Because bike infrastructure projects are often tied to slow-moving road and sewer projects, the infrastructure grows only at the rate of city street improvements – not at the rate rising ridership requires. The repaving and bike lane marking of Beacon Street in Somerville showed there are other options, but they’re a rare exception. Bicyclists also hear that improvements are “coming later” or are in another agency’s court – such as that “It’s DCR’s responsibility.” That may be so, but it’s not a good answer; cities should make an effort toward bringing all elements of a project together to make complete environment within a reasonable timeline.
Adoption of the Vision Zero plan in March – Cambridge is the 17th city in the United States to sign onto this approach to eliminating traffic deaths, and Boston was among the 10 cities that launched the model in January – is a step in the right direction, and having SeeClickFix helps with minor hazards. But until real money and sweat is applied to rebuilding our roadways and revamping traffic laws to encourage more bicycling, more lives will be at stake. Even with sizable investment, our cities won’t become the equal of Copenhagen or Amsterdam without a cultural shift.
Here’s a newsflash for motorists who think it’s “same road, same rules” for cyclists: Existing traffic laws don’t entirely make sense for urban cycling. We can’t maintain the minimum traffic speed, and if we took over a full lane instead of that death trough next to the door zone, you’d be extra outraged. Try hopping on a bike for the first time; cars brushing by in tight quarters at 30 to 40 mph can change a perspective.
For real change, get mopeds and any hot-engined vehicles out of the bike lanes and institute the “Idaho Stop.” (This law allows bikes to proceed mindfully through an intersection on a red if it’s clear, but must defer to all rightful traffic and pedestrians. The intent is to give bicyclists a safe passage before cars blast off on the green light.) Dropping the citywide speed limit to 25 miles per hour from 30 would go far to reducing the number of fatalities.
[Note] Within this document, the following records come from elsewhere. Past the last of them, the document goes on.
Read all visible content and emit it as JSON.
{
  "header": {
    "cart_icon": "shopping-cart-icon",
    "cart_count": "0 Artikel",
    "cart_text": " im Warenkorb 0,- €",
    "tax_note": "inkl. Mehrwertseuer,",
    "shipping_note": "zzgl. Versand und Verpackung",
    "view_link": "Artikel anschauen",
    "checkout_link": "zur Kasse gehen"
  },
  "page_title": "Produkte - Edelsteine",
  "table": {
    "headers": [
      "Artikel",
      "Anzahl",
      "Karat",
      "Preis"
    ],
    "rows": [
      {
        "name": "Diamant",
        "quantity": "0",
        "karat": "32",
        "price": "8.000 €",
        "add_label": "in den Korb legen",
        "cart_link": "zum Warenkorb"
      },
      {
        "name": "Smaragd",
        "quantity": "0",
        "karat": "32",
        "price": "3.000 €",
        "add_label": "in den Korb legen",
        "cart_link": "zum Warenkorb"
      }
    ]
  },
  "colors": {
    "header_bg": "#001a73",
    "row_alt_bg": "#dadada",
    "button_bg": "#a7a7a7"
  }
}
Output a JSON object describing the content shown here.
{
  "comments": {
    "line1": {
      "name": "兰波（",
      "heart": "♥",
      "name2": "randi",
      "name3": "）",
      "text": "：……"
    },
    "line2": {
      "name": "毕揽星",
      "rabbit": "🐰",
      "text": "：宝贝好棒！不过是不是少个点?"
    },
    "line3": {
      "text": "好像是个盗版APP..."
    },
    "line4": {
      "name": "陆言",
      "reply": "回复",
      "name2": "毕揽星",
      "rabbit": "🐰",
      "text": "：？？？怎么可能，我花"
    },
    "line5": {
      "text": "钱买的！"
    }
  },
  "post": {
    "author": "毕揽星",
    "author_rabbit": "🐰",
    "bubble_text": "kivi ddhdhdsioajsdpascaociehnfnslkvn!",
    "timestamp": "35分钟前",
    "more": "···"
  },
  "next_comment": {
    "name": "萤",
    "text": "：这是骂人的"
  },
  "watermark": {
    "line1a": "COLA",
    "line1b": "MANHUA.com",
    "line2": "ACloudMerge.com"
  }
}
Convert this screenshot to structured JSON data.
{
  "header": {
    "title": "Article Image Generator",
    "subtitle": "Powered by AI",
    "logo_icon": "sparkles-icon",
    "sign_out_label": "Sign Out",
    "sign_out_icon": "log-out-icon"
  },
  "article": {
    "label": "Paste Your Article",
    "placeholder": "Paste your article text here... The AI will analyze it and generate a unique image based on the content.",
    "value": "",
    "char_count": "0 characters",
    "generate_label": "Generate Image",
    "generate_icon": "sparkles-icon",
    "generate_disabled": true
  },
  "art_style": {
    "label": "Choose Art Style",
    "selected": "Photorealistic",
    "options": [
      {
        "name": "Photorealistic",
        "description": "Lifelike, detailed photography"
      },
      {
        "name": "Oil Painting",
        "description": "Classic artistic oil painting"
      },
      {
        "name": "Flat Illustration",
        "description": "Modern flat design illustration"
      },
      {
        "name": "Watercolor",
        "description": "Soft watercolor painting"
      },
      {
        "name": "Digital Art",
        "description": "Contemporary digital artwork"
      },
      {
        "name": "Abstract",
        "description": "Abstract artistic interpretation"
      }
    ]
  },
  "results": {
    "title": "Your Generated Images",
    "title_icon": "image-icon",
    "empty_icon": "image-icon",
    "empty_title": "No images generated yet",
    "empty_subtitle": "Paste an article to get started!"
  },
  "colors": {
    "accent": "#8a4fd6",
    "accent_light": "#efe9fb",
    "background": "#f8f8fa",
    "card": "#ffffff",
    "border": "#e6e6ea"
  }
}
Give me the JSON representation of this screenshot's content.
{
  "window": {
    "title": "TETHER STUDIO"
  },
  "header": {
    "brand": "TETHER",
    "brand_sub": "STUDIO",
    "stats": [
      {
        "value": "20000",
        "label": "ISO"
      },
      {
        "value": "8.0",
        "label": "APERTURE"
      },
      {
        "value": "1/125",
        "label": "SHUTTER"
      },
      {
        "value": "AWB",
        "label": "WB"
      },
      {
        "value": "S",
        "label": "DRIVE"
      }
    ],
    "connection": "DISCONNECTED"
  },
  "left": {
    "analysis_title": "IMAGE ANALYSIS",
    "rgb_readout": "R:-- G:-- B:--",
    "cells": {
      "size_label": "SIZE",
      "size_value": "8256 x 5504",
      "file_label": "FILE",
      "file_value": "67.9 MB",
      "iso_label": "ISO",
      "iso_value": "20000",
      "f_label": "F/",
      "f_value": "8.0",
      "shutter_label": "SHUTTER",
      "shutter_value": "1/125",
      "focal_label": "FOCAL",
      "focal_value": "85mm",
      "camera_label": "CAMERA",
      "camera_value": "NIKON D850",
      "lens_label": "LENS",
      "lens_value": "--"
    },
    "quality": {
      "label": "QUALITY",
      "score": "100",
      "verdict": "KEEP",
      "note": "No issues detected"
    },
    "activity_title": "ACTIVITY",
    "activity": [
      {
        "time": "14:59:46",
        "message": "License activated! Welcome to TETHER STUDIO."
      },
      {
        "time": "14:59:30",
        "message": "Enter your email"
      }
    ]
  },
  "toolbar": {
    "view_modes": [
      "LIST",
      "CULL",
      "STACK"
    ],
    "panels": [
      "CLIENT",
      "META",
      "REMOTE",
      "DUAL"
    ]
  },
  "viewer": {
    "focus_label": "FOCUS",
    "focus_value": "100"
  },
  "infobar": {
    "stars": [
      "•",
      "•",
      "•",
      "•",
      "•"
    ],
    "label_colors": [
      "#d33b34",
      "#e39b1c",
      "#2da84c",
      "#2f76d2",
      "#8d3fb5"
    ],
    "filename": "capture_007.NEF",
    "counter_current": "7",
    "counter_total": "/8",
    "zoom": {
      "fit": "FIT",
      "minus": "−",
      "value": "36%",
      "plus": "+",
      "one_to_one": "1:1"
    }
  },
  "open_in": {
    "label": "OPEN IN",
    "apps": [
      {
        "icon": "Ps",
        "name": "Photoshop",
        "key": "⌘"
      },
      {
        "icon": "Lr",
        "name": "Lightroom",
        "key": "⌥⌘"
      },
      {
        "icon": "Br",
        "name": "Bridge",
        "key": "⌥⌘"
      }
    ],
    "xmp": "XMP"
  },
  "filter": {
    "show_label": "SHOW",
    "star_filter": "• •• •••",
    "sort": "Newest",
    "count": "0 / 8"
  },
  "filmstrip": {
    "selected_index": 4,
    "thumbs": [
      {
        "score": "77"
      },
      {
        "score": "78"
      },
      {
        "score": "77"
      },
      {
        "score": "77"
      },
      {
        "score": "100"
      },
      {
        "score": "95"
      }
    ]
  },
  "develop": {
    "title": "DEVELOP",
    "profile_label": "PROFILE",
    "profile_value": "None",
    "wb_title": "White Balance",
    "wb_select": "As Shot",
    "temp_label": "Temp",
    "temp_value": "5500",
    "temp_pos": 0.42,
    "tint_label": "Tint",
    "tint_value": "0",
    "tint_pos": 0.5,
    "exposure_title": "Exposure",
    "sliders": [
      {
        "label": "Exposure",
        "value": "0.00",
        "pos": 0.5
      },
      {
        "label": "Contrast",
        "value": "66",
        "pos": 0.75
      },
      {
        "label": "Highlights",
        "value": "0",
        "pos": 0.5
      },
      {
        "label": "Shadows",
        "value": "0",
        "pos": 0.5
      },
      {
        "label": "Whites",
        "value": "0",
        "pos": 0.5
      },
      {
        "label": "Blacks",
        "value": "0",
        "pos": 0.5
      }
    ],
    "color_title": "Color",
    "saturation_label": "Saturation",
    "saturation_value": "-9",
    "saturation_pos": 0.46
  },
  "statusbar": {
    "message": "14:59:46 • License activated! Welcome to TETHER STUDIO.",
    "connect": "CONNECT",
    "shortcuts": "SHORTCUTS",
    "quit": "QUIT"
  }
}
Agencies could rely less on studies and surveys and instead get engineers out on the street to see for themselves what their work means in reality. (For instance, they could stand by the right onto Main Street from Broadway in Kendall Square and watch in horror as broad, boxy buses make unchecked turns across the bike lane).
Making cycling an integral and safe part of city life is desirable for all. We’ve peddled platitudes about it for some time and made some progress, but it’s not enough. It’s time to break the cycle, stop the spin and make roads for all.
Tom Meek is a writer living in Cambridge. His reviews, essays, short stories and articles have appeared in The Boston Phoenix, The Rumpus, Thieves Jargon, Film Threat and Open Windows. Tom is a member of the Boston Society of Film Critics and rides his bike everywhere. You can follow Tom on Twitter @TBMeek3 and read more at TBMeek3.wordpress.com.